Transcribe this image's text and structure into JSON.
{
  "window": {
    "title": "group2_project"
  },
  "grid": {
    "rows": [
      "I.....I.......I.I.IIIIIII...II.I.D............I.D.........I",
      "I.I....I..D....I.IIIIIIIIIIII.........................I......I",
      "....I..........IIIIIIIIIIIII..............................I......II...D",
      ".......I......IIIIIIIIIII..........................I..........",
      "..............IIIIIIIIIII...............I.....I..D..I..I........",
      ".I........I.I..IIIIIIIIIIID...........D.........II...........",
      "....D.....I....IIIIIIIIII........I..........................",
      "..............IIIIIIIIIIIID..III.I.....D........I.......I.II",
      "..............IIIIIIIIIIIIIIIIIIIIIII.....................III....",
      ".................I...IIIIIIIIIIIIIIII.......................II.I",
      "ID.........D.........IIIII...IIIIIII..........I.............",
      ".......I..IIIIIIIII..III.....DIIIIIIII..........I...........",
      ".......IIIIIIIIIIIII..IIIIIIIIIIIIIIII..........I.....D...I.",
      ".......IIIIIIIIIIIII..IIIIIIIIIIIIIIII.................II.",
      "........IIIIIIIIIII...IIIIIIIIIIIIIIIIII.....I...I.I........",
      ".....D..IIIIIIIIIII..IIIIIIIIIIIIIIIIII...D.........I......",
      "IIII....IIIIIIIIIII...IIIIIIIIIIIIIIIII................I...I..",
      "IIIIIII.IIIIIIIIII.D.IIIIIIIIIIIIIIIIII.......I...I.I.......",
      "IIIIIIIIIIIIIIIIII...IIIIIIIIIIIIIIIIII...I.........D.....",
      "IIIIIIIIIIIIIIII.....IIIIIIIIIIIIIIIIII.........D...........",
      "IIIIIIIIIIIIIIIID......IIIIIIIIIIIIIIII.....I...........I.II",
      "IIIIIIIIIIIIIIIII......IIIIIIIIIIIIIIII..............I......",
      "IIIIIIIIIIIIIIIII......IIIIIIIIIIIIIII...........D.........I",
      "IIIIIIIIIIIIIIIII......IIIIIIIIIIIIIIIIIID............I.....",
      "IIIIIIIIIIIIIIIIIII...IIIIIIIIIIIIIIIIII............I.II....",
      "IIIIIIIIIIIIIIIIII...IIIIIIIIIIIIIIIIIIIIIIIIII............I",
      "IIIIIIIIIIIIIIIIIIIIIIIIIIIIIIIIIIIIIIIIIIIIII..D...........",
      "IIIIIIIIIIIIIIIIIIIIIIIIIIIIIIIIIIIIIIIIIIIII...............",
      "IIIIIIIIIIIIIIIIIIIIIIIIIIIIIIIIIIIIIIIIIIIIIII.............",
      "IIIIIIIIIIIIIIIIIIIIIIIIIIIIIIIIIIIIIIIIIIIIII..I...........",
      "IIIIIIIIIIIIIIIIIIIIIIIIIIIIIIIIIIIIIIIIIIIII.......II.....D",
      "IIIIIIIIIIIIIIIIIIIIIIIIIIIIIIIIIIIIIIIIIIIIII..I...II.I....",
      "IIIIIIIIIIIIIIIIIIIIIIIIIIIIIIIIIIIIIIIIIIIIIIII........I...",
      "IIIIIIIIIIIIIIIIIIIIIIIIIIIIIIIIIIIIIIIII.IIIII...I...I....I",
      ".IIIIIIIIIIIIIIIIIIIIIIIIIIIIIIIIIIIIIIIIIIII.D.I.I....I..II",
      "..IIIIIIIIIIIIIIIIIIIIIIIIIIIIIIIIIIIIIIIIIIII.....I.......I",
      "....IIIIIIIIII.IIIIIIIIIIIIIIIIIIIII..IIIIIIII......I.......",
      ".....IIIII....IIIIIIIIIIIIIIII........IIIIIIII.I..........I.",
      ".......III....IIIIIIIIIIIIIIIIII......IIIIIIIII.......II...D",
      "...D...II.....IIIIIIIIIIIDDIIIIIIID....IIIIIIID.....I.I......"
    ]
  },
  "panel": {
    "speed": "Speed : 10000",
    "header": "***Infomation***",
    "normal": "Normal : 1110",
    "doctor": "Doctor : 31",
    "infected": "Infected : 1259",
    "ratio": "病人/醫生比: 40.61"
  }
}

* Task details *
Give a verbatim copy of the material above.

* Written answer *
Transcribe this image's text and structure into JSON.
{
  "window": {
    "title": "group2_project"
  },
  "grid": {
    "rows": [
      "I.....I.......I.I.IIIIIII...II.I.D............I.D.........I",
      "I.I....I..D....I.IIIIIIIIIIII.........................I......I",
      "....I..........IIIIIIIIIIIII..............................I......II...D",
      ".......I......IIIIIIIIIII..........................I..........",
      "..............IIIIIIIIIII...............I.....I..D..I..I........",
      ".I........I.I..IIIIIIIIIIID...........D.........II...........",
      "....D.....I....IIIIIIIIII........I..........................",
      "..............IIIIIIIIIIIID..III.I.....D........I.......I.II",
      "..............IIIIIIIIIIIIIIIIIIIIIII.....................III....",
      ".................I...IIIIIIIIIIIIIIII.......................II.I",
      "ID.........D.........IIIII...IIIIIII..........I.............",
      ".......I..IIIIIIIII..III.....DIIIIIIII..........I...........",
      ".......IIIIIIIIIIIII..IIIIIIIIIIIIIIII..........I.....D...I.",
      ".......IIIIIIIIIIIII..IIIIIIIIIIIIIIII.................II.",
      "........IIIIIIIIIII...IIIIIIIIIIIIIIIIII.....I...I.I........",
      ".....D..IIIIIIIIIII..IIIIIIIIIIIIIIIIII...D.........I......",
      "IIII....IIIIIIIIIII...IIIIIIIIIIIIIIIII................I...I..",
      "IIIIIII.IIIIIIIIII.D.IIIIIIIIIIIIIIIIII.......I...I.I.......",
      "IIIIIIIIIIIIIIIIII...IIIIIIIIIIIIIIIIII...I.........D.....",
      "IIIIIIIIIIIIIIII.....IIIIIIIIIIIIIIIIII.........D...........",
      "IIIIIIIIIIIIIIIID......IIIIIIIIIIIIIIII.....I...........I.II",
      "IIIIIIIIIIIIIIIII......IIIIIIIIIIIIIIII..............I......",
      "IIIIIIIIIIIIIIIII......IIIIIIIIIIIIIII...........D.........I",
      "IIIIIIIIIIIIIIIII......IIIIIIIIIIIIIIIIIID............I.....",
      "IIIIIIIIIIIIIIIIIII...IIIIIIIIIIIIIIIIII............I.II....",
      "IIIIIIIIIIIIIIIIII...IIIIIIIIIIIIIIIIIIIIIIIIII............I",
      "IIIIIIIIIIIIIIIIIIIIIIIIIIIIIIIIIIIIIIIIIIIIII..D...........",
      "IIIIIIIIIIIIIIIIIIIIIIIIIIIIIIIIIIIIIIIIIIIII...............",
      "IIIIIIIIIIIIIIIIIIIIIIIIIIIIIIIIIIIIIIIIIIIIIII.............",
      "IIIIIIIIIIIIIIIIIIIIIIIIIIIIIIIIIIIIIIIIIIIIII..I...........",
      "IIIIIIIIIIIIIIIIIIIIIIIIIIIIIIIIIIIIIIIIIIIII.......II.....D",
      "IIIIIIIIIIIIIIIIIIIIIIIIIIIIIIIIIIIIIIIIIIIIII..I...II.I....",
      "IIIIIIIIIIIIIIIIIIIIIIIIIIIIIIIIIIIIIIIIIIIIIIII........I...",
      "IIIIIIIIIIIIIIIIIIIIIIIIIIIIIIIIIIIIIIIII.IIIII...I...I....I",
      ".IIIIIIIIIIIIIIIIIIIIIIIIIIIIIIIIIIIIIIIIIIII.D.I.I....I..II",
      "..IIIIIIIIIIIIIIIIIIIIIIIIIIIIIIIIIIIIIIIIIIII.....I.......I",
      "....IIIIIIIIII.IIIIIIIIIIIIIIIIIIIII..IIIIIIII......I.......",
      ".....IIIII....IIIIIIIIIIIIIIII........IIIIIIII.I..........I.",
      ".......III....IIIIIIIIIIIIIIIIII......IIIIIIIII.......II...D",
      "...D...II.....IIIIIIIIIIIDDIIIIIIID....IIIIIIID.....I.I......"
    ]
  },
  "panel": {
    "speed": "Speed : 10000",
    "header": "***Infomation***",
    "normal": "Normal : 1110",
    "doctor": "Doctor : 31",
    "infected": "Infected : 1259",
    "ratio": "病人/醫生比: 40.61"
  }
}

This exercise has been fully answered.